━━ Listed records ━━
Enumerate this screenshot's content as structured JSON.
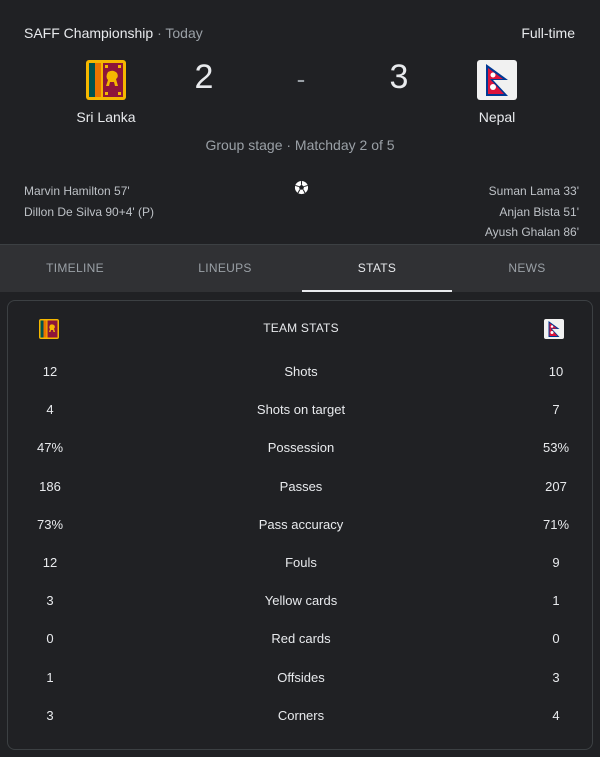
{
  "header": {
    "competition": "SAFF Championship",
    "separator": "·",
    "when": "Today",
    "status": "Full-time",
    "stage": "Group stage · Matchday 2 of 5"
  },
  "home": {
    "name": "Sri Lanka",
    "score": "2",
    "scorers": [
      "Marvin Hamilton 57'",
      "Dillon De Silva 90+4' (P)"
    ]
  },
  "away": {
    "name": "Nepal",
    "score": "3",
    "scorers": [
      "Suman Lama 33'",
      "Anjan Bista 51'",
      "Ayush Ghalan 86'"
    ]
  },
  "score_separator": "-",
  "tabs": [
    "TIMELINE",
    "LINEUPS",
    "STATS",
    "NEWS"
  ],
  "active_tab": "STATS",
  "stats": {
    "title": "TEAM STATS",
    "rows": [
      {
        "label": "Shots",
        "home": "12",
        "away": "10"
      },
      {
        "label": "Shots on target",
        "home": "4",
        "away": "7"
      },
      {
        "label": "Possession",
        "home": "47%",
        "away": "53%"
      },
      {
        "label": "Passes",
        "home": "186",
        "away": "207"
      },
      {
        "label": "Pass accuracy",
        "home": "73%",
        "away": "71%"
      },
      {
        "label": "Fouls",
        "home": "12",
        "away": "9"
      },
      {
        "label": "Yellow cards",
        "home": "3",
        "away": "1"
      },
      {
        "label": "Red cards",
        "home": "0",
        "away": "0"
      },
      {
        "label": "Offsides",
        "home": "1",
        "away": "3"
      },
      {
        "label": "Corners",
        "home": "3",
        "away": "4"
      }
    ]
  },
  "colors": {
    "background": "#202124",
    "tabs_background": "#303134",
    "text": "#e8eaed",
    "muted": "#9aa0a6"
  },
  "icons": {
    "home_flag": "sri-lanka-flag-icon",
    "away_flag": "nepal-flag-icon",
    "goal": "soccer-ball-icon"
  }
}
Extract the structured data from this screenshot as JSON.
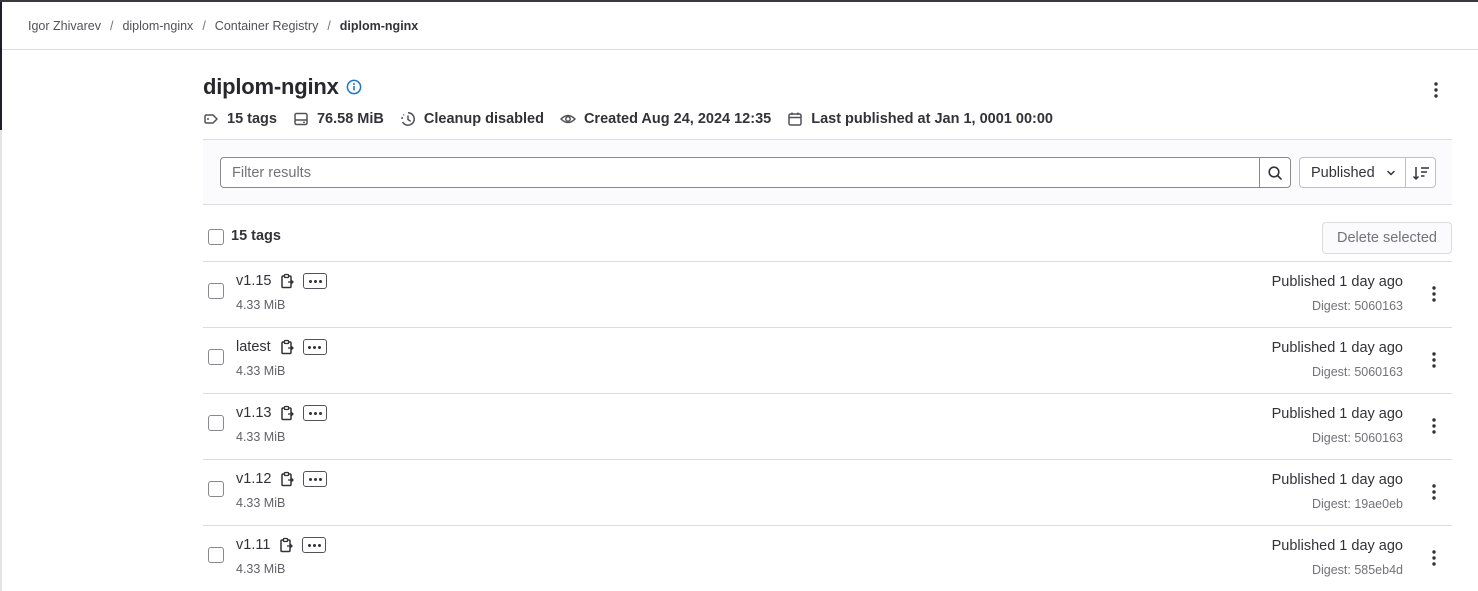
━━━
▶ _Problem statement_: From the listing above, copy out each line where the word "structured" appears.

▶ _Your solution_:
Enumerate this screenshot's content as structured JSON.
Extract the structured data from this screenshot as JSON.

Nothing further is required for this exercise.